Biography:

Ian Cross is based in the Faculty of Music at the University of Cambridge, where he is Professor and Director of the Centre for Music and Science. His early publications helped set the agenda for the study of music cognition; he has since published widely in the field of music and science, from the psychoacoustics of violins, through the evolutionary roots of musicality, to the effects of group music-making on the development of children's empathic capacities. The two main strands of his current research involve testing ways of making musical notation easier to read, and the experimental investigation of common processes that underlie interaction in speech and in music. He is Editor-in-Chief of SAGE's new Open Access journal Music & Science, is a Fellow of Wolfson College, Cambridge and a classical guitarist.

About the series:

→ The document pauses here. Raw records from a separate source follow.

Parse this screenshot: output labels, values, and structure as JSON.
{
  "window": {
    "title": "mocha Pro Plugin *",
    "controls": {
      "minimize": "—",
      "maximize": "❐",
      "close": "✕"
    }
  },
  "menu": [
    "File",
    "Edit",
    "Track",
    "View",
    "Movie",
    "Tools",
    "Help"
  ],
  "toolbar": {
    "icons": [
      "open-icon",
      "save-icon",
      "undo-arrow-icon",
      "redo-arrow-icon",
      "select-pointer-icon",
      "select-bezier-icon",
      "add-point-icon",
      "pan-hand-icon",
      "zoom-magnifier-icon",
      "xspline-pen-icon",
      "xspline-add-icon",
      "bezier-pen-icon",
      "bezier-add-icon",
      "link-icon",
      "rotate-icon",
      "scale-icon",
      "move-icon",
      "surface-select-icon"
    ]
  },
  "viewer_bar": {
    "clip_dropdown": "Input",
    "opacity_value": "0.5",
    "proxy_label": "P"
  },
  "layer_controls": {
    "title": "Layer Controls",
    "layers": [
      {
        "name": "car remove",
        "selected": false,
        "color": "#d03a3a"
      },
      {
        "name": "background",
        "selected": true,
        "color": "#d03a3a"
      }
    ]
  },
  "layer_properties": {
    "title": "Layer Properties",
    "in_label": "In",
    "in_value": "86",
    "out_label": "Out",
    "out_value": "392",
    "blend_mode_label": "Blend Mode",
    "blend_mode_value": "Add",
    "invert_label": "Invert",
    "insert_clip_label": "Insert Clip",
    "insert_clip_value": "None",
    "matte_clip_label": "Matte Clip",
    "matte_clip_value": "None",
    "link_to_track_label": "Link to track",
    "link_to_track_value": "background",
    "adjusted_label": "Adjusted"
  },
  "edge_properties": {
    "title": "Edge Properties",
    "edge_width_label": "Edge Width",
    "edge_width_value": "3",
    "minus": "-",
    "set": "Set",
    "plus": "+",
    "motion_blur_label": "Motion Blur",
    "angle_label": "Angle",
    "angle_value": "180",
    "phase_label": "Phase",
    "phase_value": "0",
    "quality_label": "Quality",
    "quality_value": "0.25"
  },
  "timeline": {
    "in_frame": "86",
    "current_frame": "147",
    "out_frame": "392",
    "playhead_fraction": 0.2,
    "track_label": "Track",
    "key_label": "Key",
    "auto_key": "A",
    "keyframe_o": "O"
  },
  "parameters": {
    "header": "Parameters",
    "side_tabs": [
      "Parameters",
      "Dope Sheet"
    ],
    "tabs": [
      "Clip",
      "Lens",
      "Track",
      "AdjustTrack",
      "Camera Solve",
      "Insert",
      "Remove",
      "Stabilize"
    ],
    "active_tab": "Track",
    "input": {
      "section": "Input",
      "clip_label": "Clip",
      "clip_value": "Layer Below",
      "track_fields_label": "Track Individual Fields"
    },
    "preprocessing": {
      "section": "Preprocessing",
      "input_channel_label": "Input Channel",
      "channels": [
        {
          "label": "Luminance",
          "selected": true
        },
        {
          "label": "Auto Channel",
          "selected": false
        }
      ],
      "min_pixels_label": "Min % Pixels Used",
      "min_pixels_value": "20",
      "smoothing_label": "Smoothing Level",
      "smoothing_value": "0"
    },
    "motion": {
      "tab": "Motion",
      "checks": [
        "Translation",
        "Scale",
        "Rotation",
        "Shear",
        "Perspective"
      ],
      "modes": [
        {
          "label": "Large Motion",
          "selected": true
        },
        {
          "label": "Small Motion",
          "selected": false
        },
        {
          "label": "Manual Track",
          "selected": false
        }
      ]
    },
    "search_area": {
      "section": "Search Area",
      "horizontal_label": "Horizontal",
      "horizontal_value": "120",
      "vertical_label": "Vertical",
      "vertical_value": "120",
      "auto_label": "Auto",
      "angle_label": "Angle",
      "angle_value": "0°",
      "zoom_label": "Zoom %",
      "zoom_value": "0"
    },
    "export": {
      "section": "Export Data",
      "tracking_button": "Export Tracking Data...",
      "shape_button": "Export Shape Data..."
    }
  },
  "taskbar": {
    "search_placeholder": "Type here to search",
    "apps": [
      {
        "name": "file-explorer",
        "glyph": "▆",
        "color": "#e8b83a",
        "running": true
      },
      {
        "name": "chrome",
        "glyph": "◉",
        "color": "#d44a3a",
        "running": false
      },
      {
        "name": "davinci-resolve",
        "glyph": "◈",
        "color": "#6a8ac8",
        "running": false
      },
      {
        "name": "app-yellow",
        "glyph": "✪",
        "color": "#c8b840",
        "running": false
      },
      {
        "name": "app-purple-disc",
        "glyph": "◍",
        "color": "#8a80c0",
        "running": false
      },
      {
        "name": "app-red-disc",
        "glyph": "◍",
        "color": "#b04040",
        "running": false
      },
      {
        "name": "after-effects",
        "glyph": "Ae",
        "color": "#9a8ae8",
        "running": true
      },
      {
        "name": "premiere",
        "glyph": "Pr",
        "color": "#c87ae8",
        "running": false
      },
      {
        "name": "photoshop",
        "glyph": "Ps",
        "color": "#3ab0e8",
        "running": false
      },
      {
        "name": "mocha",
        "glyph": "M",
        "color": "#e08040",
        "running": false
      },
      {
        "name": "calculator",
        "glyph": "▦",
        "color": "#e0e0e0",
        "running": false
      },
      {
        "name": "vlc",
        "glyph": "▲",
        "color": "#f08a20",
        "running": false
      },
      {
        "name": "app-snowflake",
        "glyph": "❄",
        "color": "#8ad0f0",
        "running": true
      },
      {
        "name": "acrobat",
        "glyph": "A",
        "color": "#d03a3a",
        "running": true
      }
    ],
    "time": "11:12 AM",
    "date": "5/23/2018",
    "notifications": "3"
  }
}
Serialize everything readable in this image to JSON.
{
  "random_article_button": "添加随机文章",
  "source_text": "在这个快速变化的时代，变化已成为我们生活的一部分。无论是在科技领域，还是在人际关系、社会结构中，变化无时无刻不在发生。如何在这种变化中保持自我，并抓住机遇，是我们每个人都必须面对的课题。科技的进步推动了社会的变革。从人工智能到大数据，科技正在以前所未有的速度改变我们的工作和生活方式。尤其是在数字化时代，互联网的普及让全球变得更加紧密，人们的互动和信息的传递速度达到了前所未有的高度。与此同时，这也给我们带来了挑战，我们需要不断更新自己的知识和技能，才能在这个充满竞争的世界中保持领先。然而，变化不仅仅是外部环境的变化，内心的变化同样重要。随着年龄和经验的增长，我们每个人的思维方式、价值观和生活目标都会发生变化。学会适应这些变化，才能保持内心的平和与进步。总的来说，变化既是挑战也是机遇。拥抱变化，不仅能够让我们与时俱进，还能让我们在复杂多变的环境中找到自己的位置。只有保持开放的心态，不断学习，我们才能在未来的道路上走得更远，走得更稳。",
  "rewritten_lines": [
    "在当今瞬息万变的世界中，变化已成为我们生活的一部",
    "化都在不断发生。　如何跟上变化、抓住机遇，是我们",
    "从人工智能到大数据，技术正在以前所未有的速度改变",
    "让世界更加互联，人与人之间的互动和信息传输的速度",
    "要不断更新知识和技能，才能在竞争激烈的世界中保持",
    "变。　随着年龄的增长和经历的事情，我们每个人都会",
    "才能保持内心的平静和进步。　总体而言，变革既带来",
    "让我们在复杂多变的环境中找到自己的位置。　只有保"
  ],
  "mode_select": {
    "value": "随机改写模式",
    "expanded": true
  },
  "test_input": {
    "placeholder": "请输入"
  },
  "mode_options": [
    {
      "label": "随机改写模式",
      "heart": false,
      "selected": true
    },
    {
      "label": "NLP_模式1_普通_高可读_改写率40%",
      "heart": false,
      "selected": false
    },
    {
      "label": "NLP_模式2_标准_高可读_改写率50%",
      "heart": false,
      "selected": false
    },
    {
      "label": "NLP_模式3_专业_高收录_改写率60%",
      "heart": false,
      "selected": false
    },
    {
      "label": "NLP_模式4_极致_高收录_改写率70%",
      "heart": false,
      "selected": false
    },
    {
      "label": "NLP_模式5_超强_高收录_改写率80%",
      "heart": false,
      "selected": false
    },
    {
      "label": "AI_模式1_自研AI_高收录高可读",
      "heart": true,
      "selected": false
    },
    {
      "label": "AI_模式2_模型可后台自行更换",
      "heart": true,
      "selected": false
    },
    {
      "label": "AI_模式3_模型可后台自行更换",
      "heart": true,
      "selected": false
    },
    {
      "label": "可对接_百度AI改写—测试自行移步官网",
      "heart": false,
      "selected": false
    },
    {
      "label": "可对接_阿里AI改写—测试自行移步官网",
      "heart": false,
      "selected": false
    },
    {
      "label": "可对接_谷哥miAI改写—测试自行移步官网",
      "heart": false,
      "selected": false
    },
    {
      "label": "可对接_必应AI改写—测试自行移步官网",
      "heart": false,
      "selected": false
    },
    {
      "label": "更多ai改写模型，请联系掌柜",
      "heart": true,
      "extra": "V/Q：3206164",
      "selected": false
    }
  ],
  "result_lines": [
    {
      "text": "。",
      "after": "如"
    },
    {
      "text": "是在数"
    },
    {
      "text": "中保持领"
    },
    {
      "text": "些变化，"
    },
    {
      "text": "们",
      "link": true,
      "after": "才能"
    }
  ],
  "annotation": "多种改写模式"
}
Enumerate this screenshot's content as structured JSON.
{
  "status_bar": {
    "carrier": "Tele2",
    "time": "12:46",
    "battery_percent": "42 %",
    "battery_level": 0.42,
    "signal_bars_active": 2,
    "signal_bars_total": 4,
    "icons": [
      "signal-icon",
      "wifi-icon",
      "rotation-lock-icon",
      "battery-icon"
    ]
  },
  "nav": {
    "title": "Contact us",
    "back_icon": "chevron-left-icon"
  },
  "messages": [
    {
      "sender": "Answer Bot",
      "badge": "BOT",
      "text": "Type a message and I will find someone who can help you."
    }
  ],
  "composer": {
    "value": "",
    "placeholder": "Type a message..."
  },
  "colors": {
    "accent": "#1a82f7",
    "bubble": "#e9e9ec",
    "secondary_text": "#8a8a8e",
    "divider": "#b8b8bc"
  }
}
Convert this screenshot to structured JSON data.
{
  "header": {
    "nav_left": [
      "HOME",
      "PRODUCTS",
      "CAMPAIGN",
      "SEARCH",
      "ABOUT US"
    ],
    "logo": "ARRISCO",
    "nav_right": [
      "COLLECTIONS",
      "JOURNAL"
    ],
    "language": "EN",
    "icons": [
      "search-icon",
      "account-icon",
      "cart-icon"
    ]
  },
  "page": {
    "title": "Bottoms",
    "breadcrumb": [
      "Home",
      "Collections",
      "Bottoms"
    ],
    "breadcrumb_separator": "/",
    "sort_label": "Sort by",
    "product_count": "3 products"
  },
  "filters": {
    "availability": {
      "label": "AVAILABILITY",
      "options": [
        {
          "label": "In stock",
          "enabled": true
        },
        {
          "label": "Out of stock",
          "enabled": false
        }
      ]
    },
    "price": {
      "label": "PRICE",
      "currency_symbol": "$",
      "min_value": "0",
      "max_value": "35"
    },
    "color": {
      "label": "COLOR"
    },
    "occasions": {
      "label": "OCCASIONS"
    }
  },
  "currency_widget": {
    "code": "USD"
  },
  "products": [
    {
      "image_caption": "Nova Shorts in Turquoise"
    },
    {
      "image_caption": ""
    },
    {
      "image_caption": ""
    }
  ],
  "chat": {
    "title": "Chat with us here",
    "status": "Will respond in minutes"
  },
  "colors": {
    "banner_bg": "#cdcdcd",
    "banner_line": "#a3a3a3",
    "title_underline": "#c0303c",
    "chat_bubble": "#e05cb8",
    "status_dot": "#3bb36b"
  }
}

The Faculty of Music at the University of Oxford is pleased to announce a new seminar series – the Oxford Seminar in the Psychology of Music (OSPoM) – convened by Eric Clarke. Enjoying a position at a neglected part of the clock, seminars will start at 4.56pm GMT, and will last for 90 minutes – 45 minutes presentation followed by 45 minutes of discussion. These seminars are open to all.